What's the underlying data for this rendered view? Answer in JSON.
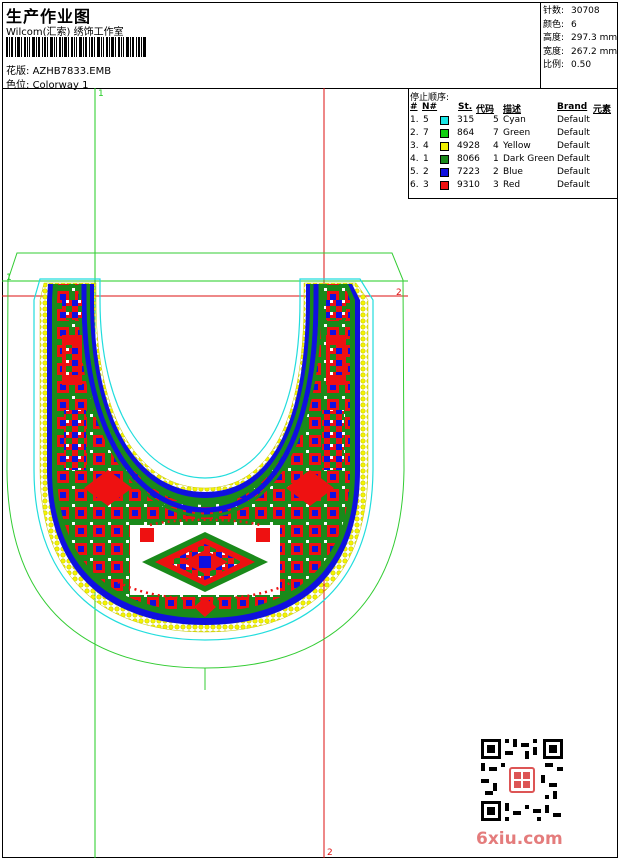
{
  "header": {
    "title": "生产作业图",
    "subtitle": "Wilcom(汇索) 绣饰工作室",
    "design_label": "花版:",
    "design_value": "AZHB7833.EMB",
    "colorway_label": "色位:",
    "colorway_value": "Colorway 1"
  },
  "stats": [
    {
      "label": "针数:",
      "value": "30708"
    },
    {
      "label": "颜色:",
      "value": "6"
    },
    {
      "label": "高度:",
      "value": "297.3 mm"
    },
    {
      "label": "宽度:",
      "value": "267.2 mm"
    },
    {
      "label": "比例:",
      "value": "0.50"
    }
  ],
  "legend": {
    "title": "停止顺序:",
    "headers": {
      "num": "#",
      "no": "N#",
      "st": "St.",
      "code": "代码",
      "desc": "描述",
      "brand": "Brand",
      "elem": "元素"
    },
    "rows": [
      {
        "num": "1.",
        "no": "5",
        "st": "315",
        "code": "5",
        "desc": "Cyan",
        "brand": "Default",
        "color": "#19e6e6"
      },
      {
        "num": "2.",
        "no": "7",
        "st": "864",
        "code": "7",
        "desc": "Green",
        "brand": "Default",
        "color": "#10d010"
      },
      {
        "num": "3.",
        "no": "4",
        "st": "4928",
        "code": "4",
        "desc": "Yellow",
        "brand": "Default",
        "color": "#f0f000"
      },
      {
        "num": "4.",
        "no": "1",
        "st": "8066",
        "code": "1",
        "desc": "Dark Green",
        "brand": "Default",
        "color": "#1a8a1a"
      },
      {
        "num": "5.",
        "no": "2",
        "st": "7223",
        "code": "2",
        "desc": "Blue",
        "brand": "Default",
        "color": "#1010e0"
      },
      {
        "num": "6.",
        "no": "3",
        "st": "9310",
        "code": "3",
        "desc": "Red",
        "brand": "Default",
        "color": "#ee1111"
      }
    ]
  },
  "guides": {
    "v1": "1",
    "v2": "2",
    "h1": "1",
    "h2": "2"
  },
  "watermark": {
    "prefix": "6",
    "rest": "xiu.com"
  },
  "colors": {
    "guide_green": "#22cc22",
    "guide_red": "#dd1111",
    "outline_green": "#33cc33",
    "outline_cyan": "#22dddd"
  }
}
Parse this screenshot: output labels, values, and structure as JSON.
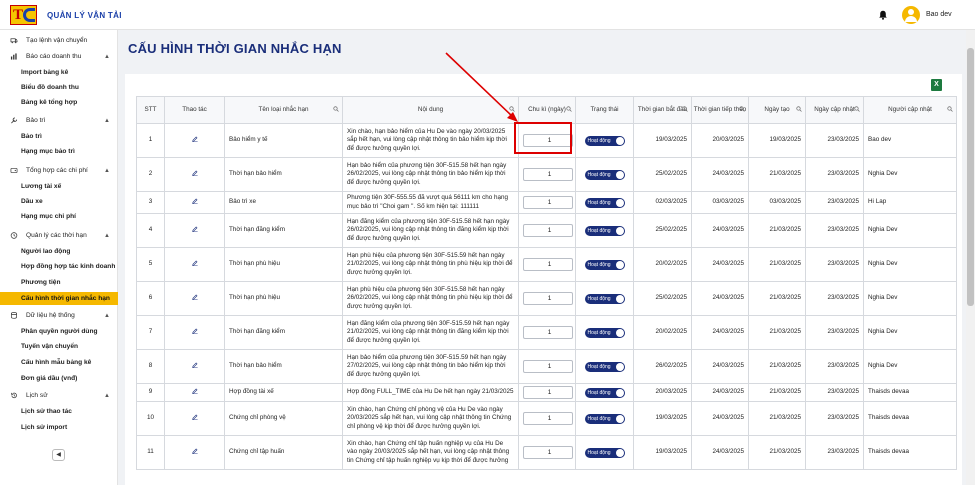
{
  "header": {
    "app_title": "QUẢN LÝ VẬN TẢI",
    "username": "Bao dev",
    "icons": {
      "bell": "bell-icon",
      "avatar": "user-avatar-icon"
    }
  },
  "sidebar": {
    "groups": [
      {
        "label": "Tạo lệnh vận chuyển",
        "icon": "truck-icon",
        "items": []
      },
      {
        "label": "Báo cáo doanh thu",
        "icon": "bar-chart-icon",
        "items": [
          "Import bảng kê",
          "Biểu đồ doanh thu",
          "Bảng kê tổng hợp"
        ]
      },
      {
        "label": "Bảo trì",
        "icon": "wrench-icon",
        "items": [
          "Bảo trì",
          "Hạng mục bảo trì"
        ]
      },
      {
        "label": "Tổng hợp các chi phí",
        "icon": "wallet-icon",
        "items": [
          "Lương tài xế",
          "Dầu xe",
          "Hạng mục chi phí"
        ]
      },
      {
        "label": "Quản lý các thời hạn",
        "icon": "clock-icon",
        "items": [
          "Người lao động",
          "Hợp đồng hợp tác kinh doanh",
          "Phương tiện",
          "Cấu hình thời gian nhắc hạn"
        ]
      },
      {
        "label": "Dữ liệu hệ thống",
        "icon": "database-icon",
        "items": [
          "Phân quyền người dùng",
          "Tuyến vận chuyển",
          "Cấu hình mẫu bảng kê",
          "Đơn giá dầu (vnđ)"
        ]
      },
      {
        "label": "Lịch sử",
        "icon": "history-icon",
        "items": [
          "Lịch sử thao tác",
          "Lịch sử import"
        ]
      }
    ],
    "active_item": "Cấu hình thời gian nhắc hạn",
    "collapse_icon": "chevron-left-icon"
  },
  "page": {
    "title": "CẤU HÌNH THỜI GIAN NHẮC HẠN",
    "export_icon": "excel-export-icon"
  },
  "table": {
    "columns": [
      "STT",
      "Thao tác",
      "Tên loại nhắc hạn",
      "Nội dung",
      "Chu kì (ngày)",
      "Trạng thái",
      "Thời gian bắt đầu",
      "Thời gian tiếp theo",
      "Ngày tạo",
      "Ngày cập nhật",
      "Người cập nhật"
    ],
    "rows": [
      {
        "stt": "1",
        "name": "Bảo hiểm y tế",
        "content": "Xin chào, hạn bảo hiểm của Hu De vào ngày 20/03/2025 sắp hết hạn, vui lòng cập nhật thông tin bảo hiểm kịp thời để được hưởng quyền lợi.",
        "cycle": "1",
        "status": "Hoạt động",
        "start": "19/03/2025",
        "next": "20/03/2025",
        "created": "19/03/2025",
        "updated": "23/03/2025",
        "updated_by": "Bao dev"
      },
      {
        "stt": "2",
        "name": "Thời hạn bảo hiểm",
        "content": "Hạn bảo hiểm của phương tiện 30F-515.58 hết hạn ngày 26/02/2025, vui lòng cập nhật thông tin bảo hiểm kịp thời để được hưởng quyền lợi.",
        "cycle": "1",
        "status": "Hoạt động",
        "start": "25/02/2025",
        "next": "24/03/2025",
        "created": "21/03/2025",
        "updated": "23/03/2025",
        "updated_by": "Nghia Dev"
      },
      {
        "stt": "3",
        "name": "Bảo trì xe",
        "content": "Phương tiện 30F-555.55 đã vượt quá 56111 km cho hạng mục bảo trì \"Choi gam \". Số km hiện tại: 111111",
        "cycle": "1",
        "status": "Hoạt động",
        "start": "02/03/2025",
        "next": "03/03/2025",
        "created": "03/03/2025",
        "updated": "23/03/2025",
        "updated_by": "Hi Lap"
      },
      {
        "stt": "4",
        "name": "Thời hạn đăng kiểm",
        "content": "Hạn đăng kiểm của phương tiện 30F-515.58 hết hạn ngày 26/02/2025, vui lòng cập nhật thông tin đăng kiểm kịp thời để được hưởng quyền lợi.",
        "cycle": "1",
        "status": "Hoạt động",
        "start": "25/02/2025",
        "next": "24/03/2025",
        "created": "21/03/2025",
        "updated": "23/03/2025",
        "updated_by": "Nghia Dev"
      },
      {
        "stt": "5",
        "name": "Thời hạn phù hiệu",
        "content": "Hạn phù hiệu của phương tiện 30F-515.59 hết hạn ngày 21/02/2025, vui lòng cập nhật thông tin phù hiệu kịp thời để được hưởng quyền lợi.",
        "cycle": "1",
        "status": "Hoạt động",
        "start": "20/02/2025",
        "next": "24/03/2025",
        "created": "21/03/2025",
        "updated": "23/03/2025",
        "updated_by": "Nghia Dev"
      },
      {
        "stt": "6",
        "name": "Thời hạn phù hiệu",
        "content": "Hạn phù hiệu của phương tiện 30F-515.58 hết hạn ngày 26/02/2025, vui lòng cập nhật thông tin phù hiệu kịp thời để được hưởng quyền lợi.",
        "cycle": "1",
        "status": "Hoạt động",
        "start": "25/02/2025",
        "next": "24/03/2025",
        "created": "21/03/2025",
        "updated": "23/03/2025",
        "updated_by": "Nghia Dev"
      },
      {
        "stt": "7",
        "name": "Thời hạn đăng kiểm",
        "content": "Hạn đăng kiểm của phương tiện 30F-515.59 hết hạn ngày 21/02/2025, vui lòng cập nhật thông tin đăng kiểm kịp thời để được hưởng quyền lợi.",
        "cycle": "1",
        "status": "Hoạt động",
        "start": "20/02/2025",
        "next": "24/03/2025",
        "created": "21/03/2025",
        "updated": "23/03/2025",
        "updated_by": "Nghia Dev"
      },
      {
        "stt": "8",
        "name": "Thời hạn bảo hiểm",
        "content": "Hạn bảo hiểm của phương tiện 30F-515.59 hết hạn ngày 27/02/2025, vui lòng cập nhật thông tin bảo hiểm kịp thời để được hưởng quyền lợi.",
        "cycle": "1",
        "status": "Hoạt động",
        "start": "26/02/2025",
        "next": "24/03/2025",
        "created": "21/03/2025",
        "updated": "23/03/2025",
        "updated_by": "Nghia Dev"
      },
      {
        "stt": "9",
        "name": "Hợp đồng tài xế",
        "content": "Hợp đồng FULL_TIME của Hu De hết hạn ngày 21/03/2025",
        "cycle": "1",
        "status": "Hoạt động",
        "start": "20/03/2025",
        "next": "24/03/2025",
        "created": "21/03/2025",
        "updated": "23/03/2025",
        "updated_by": "Thaisds devaa"
      },
      {
        "stt": "10",
        "name": "Chứng chỉ phòng vệ",
        "content": "Xin chào, hạn Chứng chỉ phòng vệ của Hu De vào ngày 20/03/2025 sắp hết hạn, vui lòng cập nhật thông tin Chứng chỉ phòng vệ kịp thời để được hưởng quyền lợi.",
        "cycle": "1",
        "status": "Hoạt động",
        "start": "19/03/2025",
        "next": "24/03/2025",
        "created": "21/03/2025",
        "updated": "23/03/2025",
        "updated_by": "Thaisds devaa"
      },
      {
        "stt": "11",
        "name": "Chứng chỉ tập huấn",
        "content": "Xin chào, hạn Chứng chỉ tập huấn nghiệp vụ của Hu De vào ngày 20/03/2025 sắp hết hạn, vui lòng cập nhật thông tin Chứng chỉ tập huấn nghiệp vụ kịp thời để được hưởng",
        "cycle": "1",
        "status": "Hoạt động",
        "start": "19/03/2025",
        "next": "24/03/2025",
        "created": "21/03/2025",
        "updated": "23/03/2025",
        "updated_by": "Thaisds devaa"
      }
    ],
    "icons": {
      "edit": "edit-pencil-icon",
      "search": "search-icon",
      "toggle": "toggle-switch-icon"
    }
  },
  "annotation": {
    "arrow_color": "#d00000",
    "highlight_color": "#d00000"
  },
  "colors": {
    "accent": "#f5b800",
    "brand_blue": "#1a2e7a",
    "toggle_on": "#1a2e7a"
  }
}
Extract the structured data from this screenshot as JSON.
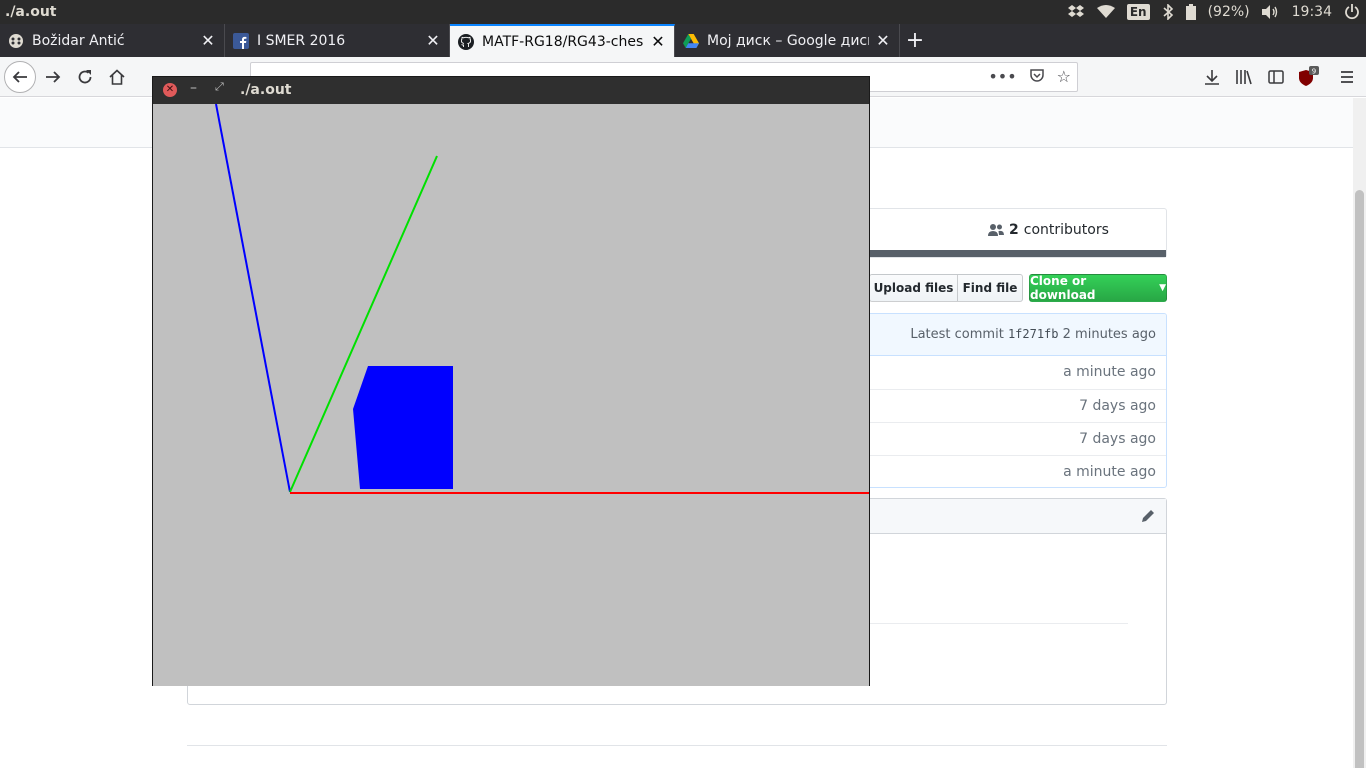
{
  "panel": {
    "title": "./a.out",
    "keyboard_layout": "En",
    "battery": "(92%)",
    "clock": "19:34",
    "icons": [
      "dropbox-icon",
      "wifi-icon",
      "bluetooth-icon",
      "battery-icon",
      "volume-icon",
      "power-icon"
    ]
  },
  "browser": {
    "tabs": [
      {
        "label": "Božidar Antić",
        "icon": "messenger-favicon",
        "active": false
      },
      {
        "label": "I SMER 2016",
        "icon": "facebook-favicon",
        "active": false
      },
      {
        "label": "MATF-RG18/RG43-chess",
        "icon": "github-favicon",
        "active": true
      },
      {
        "label": "Мој диск – Google диск",
        "icon": "google-drive-favicon",
        "active": false
      }
    ],
    "new_tab_label": "+",
    "notification_badge": "9"
  },
  "github": {
    "contributors_count": "2",
    "contributors_label": "contributors",
    "upload_files_label": "Upload files",
    "find_file_label": "Find file",
    "clone_label": "Clone or download",
    "latest_commit_label": "Latest commit",
    "latest_commit_sha": "1f271fb",
    "latest_commit_age": "2 minutes ago",
    "file_ages": [
      "a minute ago",
      "7 days ago",
      "7 days ago",
      "a minute ago"
    ]
  },
  "app_window": {
    "title": "./a.out",
    "background_color": "#c0c0c0",
    "axis_colors": {
      "x": "#ff0000",
      "y": "#00e000",
      "z": "#0000ff"
    },
    "cube_color": "#0000ff"
  }
}
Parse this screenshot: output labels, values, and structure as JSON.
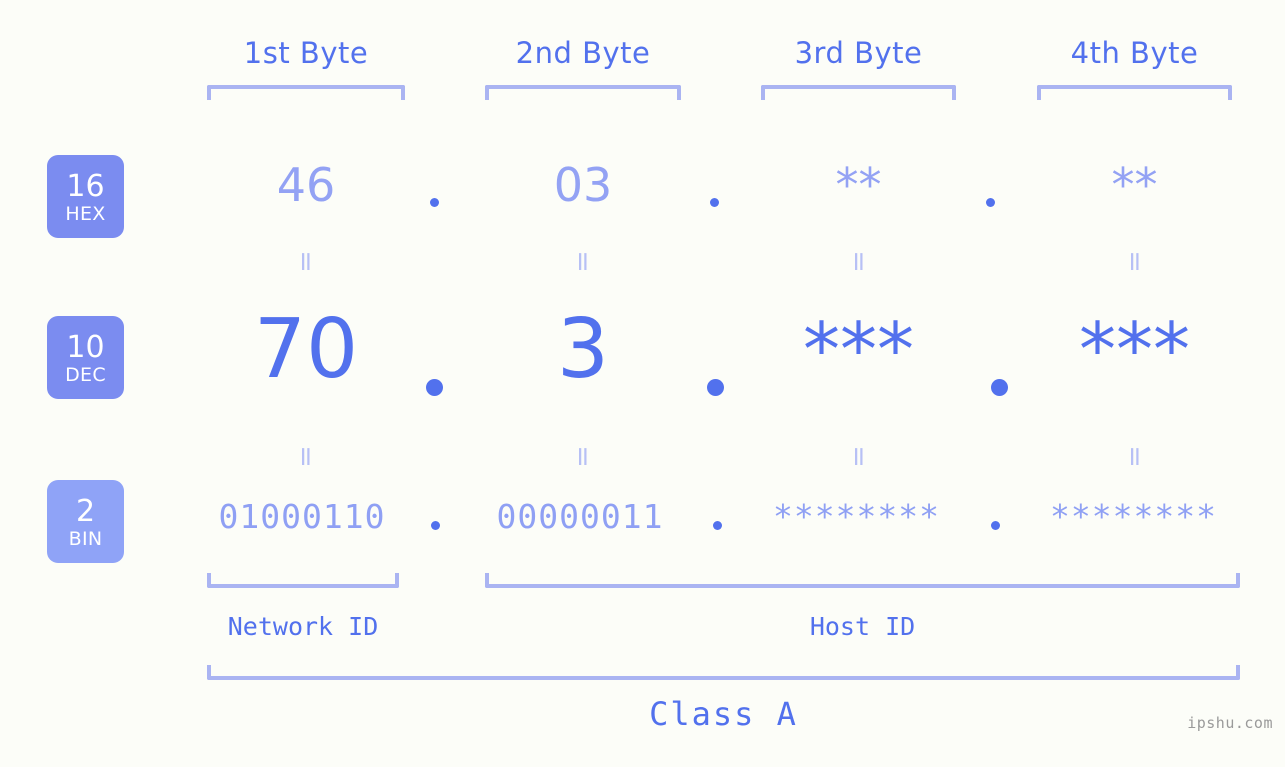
{
  "meta": {
    "background_color": "#fcfdf8",
    "primary_color": "#5271ed",
    "secondary_color": "#93a2f4",
    "bracket_color": "#aab4f2",
    "badge_color": "#7b8cf0",
    "watermark": "ipshu.com"
  },
  "header": {
    "bytes": [
      {
        "label": "1st Byte"
      },
      {
        "label": "2nd Byte"
      },
      {
        "label": "3rd Byte"
      },
      {
        "label": "4th Byte"
      }
    ]
  },
  "rows": [
    {
      "id": "hex",
      "badge_num": "16",
      "badge_sys": "HEX",
      "values": [
        "46",
        "03",
        "**",
        "**"
      ],
      "separator": "."
    },
    {
      "id": "dec",
      "badge_num": "10",
      "badge_sys": "DEC",
      "values": [
        "70",
        "3",
        "***",
        "***"
      ],
      "separator": "."
    },
    {
      "id": "bin",
      "badge_num": "2",
      "badge_sys": "BIN",
      "values": [
        "01000110",
        "00000011",
        "********",
        "********"
      ],
      "separator": "."
    }
  ],
  "connectors": {
    "symbol": "="
  },
  "footer": {
    "network_id_label": "Network ID",
    "host_id_label": "Host ID",
    "class_label": "Class A"
  }
}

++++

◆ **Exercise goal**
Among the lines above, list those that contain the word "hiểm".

◆ **Answer box**
        "name": "Bảo hiểm y tế",
        "content": "Xin chào, hạn bảo hiểm của Hu De vào ngày 20/03/2025 sắp hết hạn, vui lòng cập nhật thông tin bảo hiểm kịp thời để được hưởng quyền lợi.",
        "name": "Thời hạn bảo hiểm",
        "content": "Hạn bảo hiểm của phương tiện 30F-515.58 hết hạn ngày 26/02/2025, vui lòng cập nhật thông tin bảo hiểm kịp thời để được hưởng quyền lợi.",
        "name": "Thời hạn bảo hiểm",
        "content": "Hạn bảo hiểm của phương tiện 30F-515.59 hết hạn ngày 27/02/2025, vui lòng cập nhật thông tin bảo hiểm kịp thời để được hưởng quyền lợi.",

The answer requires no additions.